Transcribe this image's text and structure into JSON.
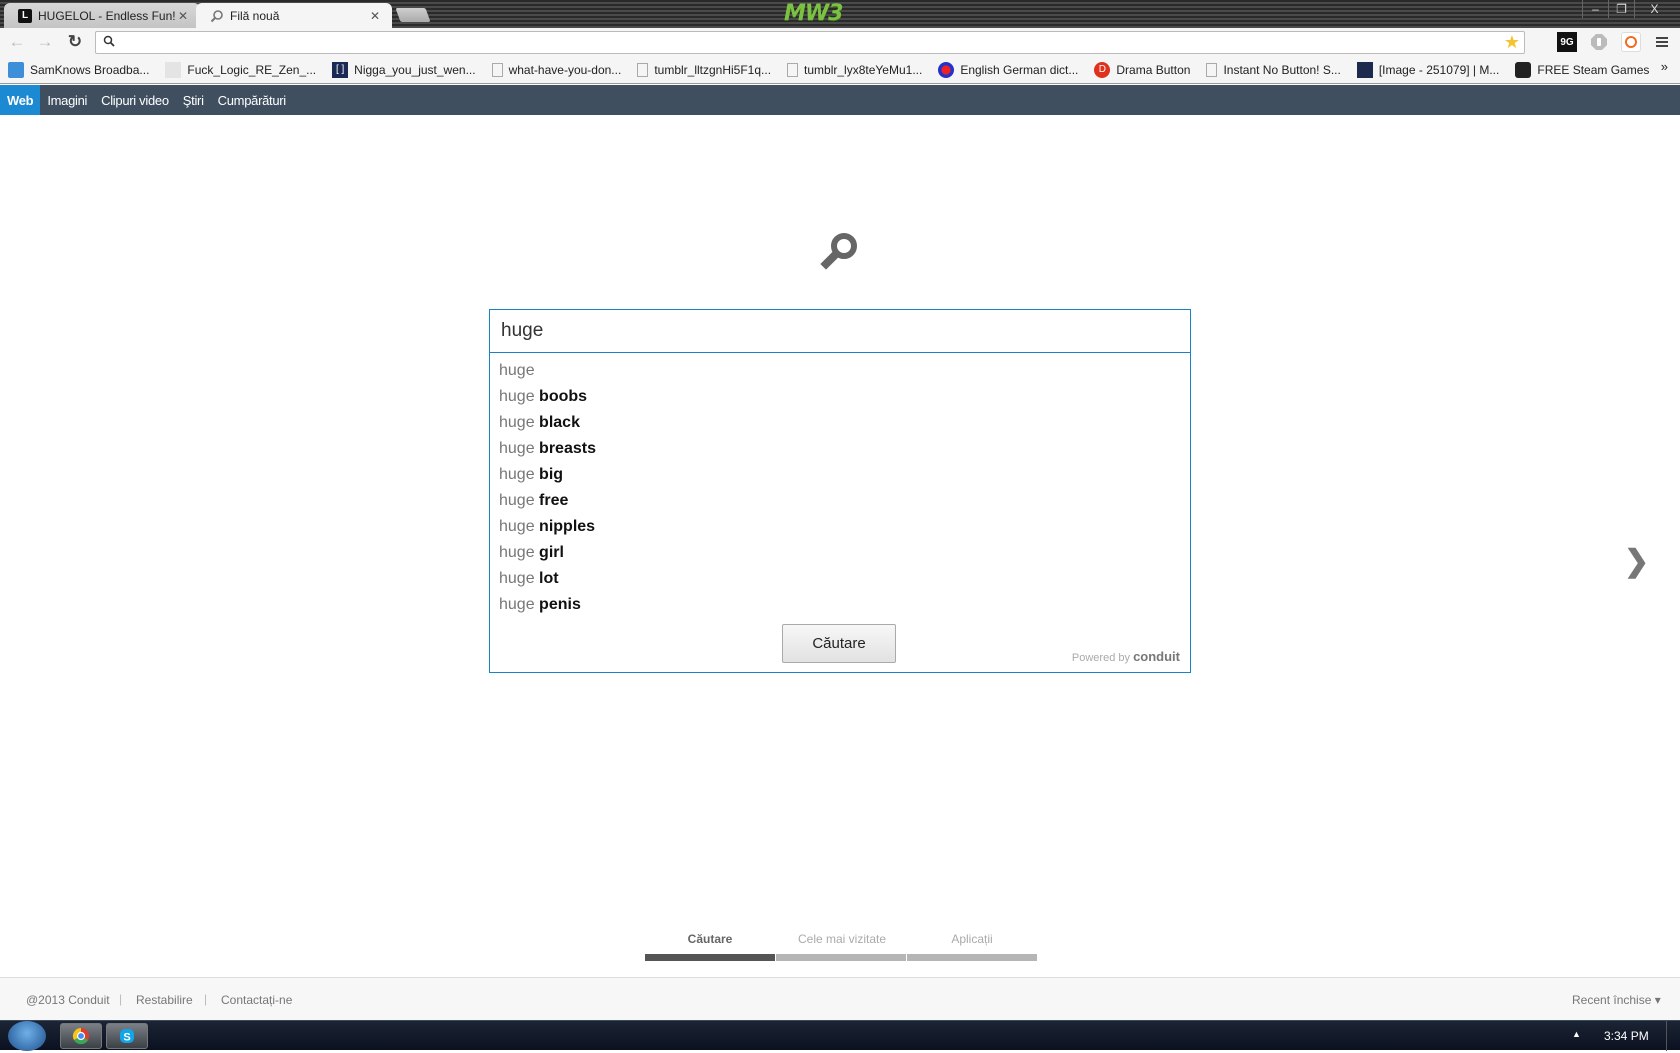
{
  "window": {
    "tabs": [
      {
        "title": "HUGELOL - Endless Fun!",
        "favicon": "L",
        "active": false
      },
      {
        "title": "Filă nouă",
        "favicon": "search-icon",
        "active": true
      }
    ],
    "theme_logo": "MW3",
    "controls": {
      "minimize": "‒",
      "restore": "❐",
      "close": "X"
    }
  },
  "toolbar": {
    "back": "←",
    "forward": "→",
    "reload": "↻",
    "omnibox_value": "",
    "extensions": [
      "9G",
      "hand-stop",
      "ring"
    ]
  },
  "bookmarks": [
    {
      "label": "SamKnows Broadba...",
      "icon": "chat-bubble-icon"
    },
    {
      "label": "Fuck_Logic_RE_Zen_...",
      "icon": "image-icon"
    },
    {
      "label": "Nigga_you_just_wen...",
      "icon": "bracket-icon"
    },
    {
      "label": "what-have-you-don...",
      "icon": "page-icon"
    },
    {
      "label": "tumblr_lltzgnHi5F1q...",
      "icon": "page-icon"
    },
    {
      "label": "tumblr_lyx8teYeMu1...",
      "icon": "page-icon"
    },
    {
      "label": "English German dict...",
      "icon": "dict-icon"
    },
    {
      "label": "Drama Button",
      "icon": "drama-icon"
    },
    {
      "label": "Instant No Button! S...",
      "icon": "page-icon"
    },
    {
      "label": "[Image - 251079] | M...",
      "icon": "kym-icon"
    },
    {
      "label": "FREE Steam Games",
      "icon": "steam-icon"
    }
  ],
  "bookmarks_more": "»",
  "conduit_nav": [
    {
      "label": "Web",
      "active": true
    },
    {
      "label": "Imagini",
      "active": false
    },
    {
      "label": "Clipuri video",
      "active": false
    },
    {
      "label": "Ştiri",
      "active": false
    },
    {
      "label": "Cumpărături",
      "active": false
    }
  ],
  "search": {
    "query": "huge",
    "suggestions": [
      {
        "prefix": "huge",
        "suffix": ""
      },
      {
        "prefix": "huge",
        "suffix": "boobs"
      },
      {
        "prefix": "huge",
        "suffix": "black"
      },
      {
        "prefix": "huge",
        "suffix": "breasts"
      },
      {
        "prefix": "huge",
        "suffix": "big"
      },
      {
        "prefix": "huge",
        "suffix": "free"
      },
      {
        "prefix": "huge",
        "suffix": "nipples"
      },
      {
        "prefix": "huge",
        "suffix": "girl"
      },
      {
        "prefix": "huge",
        "suffix": "lot"
      },
      {
        "prefix": "huge",
        "suffix": "penis"
      }
    ],
    "button_label": "Căutare",
    "powered_by": "Powered by",
    "powered_brand": "conduit"
  },
  "next_arrow": "❯",
  "bottom_tabs": [
    {
      "label": "Căutare",
      "active": true
    },
    {
      "label": "Cele mai vizitate",
      "active": false
    },
    {
      "label": "Aplicații",
      "active": false
    }
  ],
  "footer": {
    "copyright": "@2013 Conduit",
    "restore": "Restabilire",
    "contact": "Contactați-ne",
    "recently_closed": "Recent închise ▾",
    "separator": "|"
  },
  "taskbar": {
    "clock": "3:34 PM",
    "tray_arrow": "▲",
    "apps": [
      "chrome",
      "skype"
    ]
  },
  "colors": {
    "accent": "#1a83c6",
    "nav_bg": "#3f4f5f",
    "nav_active": "#1b8ad3",
    "logo_green": "#7cc242"
  }
}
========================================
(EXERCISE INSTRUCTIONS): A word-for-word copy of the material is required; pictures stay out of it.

(ANSWER):
Transcribe this image's text and structure into JSON.
{
  "window": {
    "tabs": [
      {
        "title": "HUGELOL - Endless Fun!",
        "favicon": "L",
        "active": false
      },
      {
        "title": "Filă nouă",
        "favicon": "search-icon",
        "active": true
      }
    ],
    "theme_logo": "MW3",
    "controls": {
      "minimize": "‒",
      "restore": "❐",
      "close": "X"
    }
  },
  "toolbar": {
    "back": "←",
    "forward": "→",
    "reload": "↻",
    "omnibox_value": "",
    "extensions": [
      "9G",
      "hand-stop",
      "ring"
    ]
  },
  "bookmarks": [
    {
      "label": "SamKnows Broadba...",
      "icon": "chat-bubble-icon"
    },
    {
      "label": "Fuck_Logic_RE_Zen_...",
      "icon": "image-icon"
    },
    {
      "label": "Nigga_you_just_wen...",
      "icon": "bracket-icon"
    },
    {
      "label": "what-have-you-don...",
      "icon": "page-icon"
    },
    {
      "label": "tumblr_lltzgnHi5F1q...",
      "icon": "page-icon"
    },
    {
      "label": "tumblr_lyx8teYeMu1...",
      "icon": "page-icon"
    },
    {
      "label": "English German dict...",
      "icon": "dict-icon"
    },
    {
      "label": "Drama Button",
      "icon": "drama-icon"
    },
    {
      "label": "Instant No Button! S...",
      "icon": "page-icon"
    },
    {
      "label": "[Image - 251079] | M...",
      "icon": "kym-icon"
    },
    {
      "label": "FREE Steam Games",
      "icon": "steam-icon"
    }
  ],
  "bookmarks_more": "»",
  "conduit_nav": [
    {
      "label": "Web",
      "active": true
    },
    {
      "label": "Imagini",
      "active": false
    },
    {
      "label": "Clipuri video",
      "active": false
    },
    {
      "label": "Ştiri",
      "active": false
    },
    {
      "label": "Cumpărături",
      "active": false
    }
  ],
  "search": {
    "query": "huge",
    "suggestions": [
      {
        "prefix": "huge",
        "suffix": ""
      },
      {
        "prefix": "huge",
        "suffix": "boobs"
      },
      {
        "prefix": "huge",
        "suffix": "black"
      },
      {
        "prefix": "huge",
        "suffix": "breasts"
      },
      {
        "prefix": "huge",
        "suffix": "big"
      },
      {
        "prefix": "huge",
        "suffix": "free"
      },
      {
        "prefix": "huge",
        "suffix": "nipples"
      },
      {
        "prefix": "huge",
        "suffix": "girl"
      },
      {
        "prefix": "huge",
        "suffix": "lot"
      },
      {
        "prefix": "huge",
        "suffix": "penis"
      }
    ],
    "button_label": "Căutare",
    "powered_by": "Powered by",
    "powered_brand": "conduit"
  },
  "next_arrow": "❯",
  "bottom_tabs": [
    {
      "label": "Căutare",
      "active": true
    },
    {
      "label": "Cele mai vizitate",
      "active": false
    },
    {
      "label": "Aplicații",
      "active": false
    }
  ],
  "footer": {
    "copyright": "@2013 Conduit",
    "restore": "Restabilire",
    "contact": "Contactați-ne",
    "recently_closed": "Recent închise ▾",
    "separator": "|"
  },
  "taskbar": {
    "clock": "3:34 PM",
    "tray_arrow": "▲",
    "apps": [
      "chrome",
      "skype"
    ]
  },
  "colors": {
    "accent": "#1a83c6",
    "nav_bg": "#3f4f5f",
    "nav_active": "#1b8ad3",
    "logo_green": "#7cc242"
  }
}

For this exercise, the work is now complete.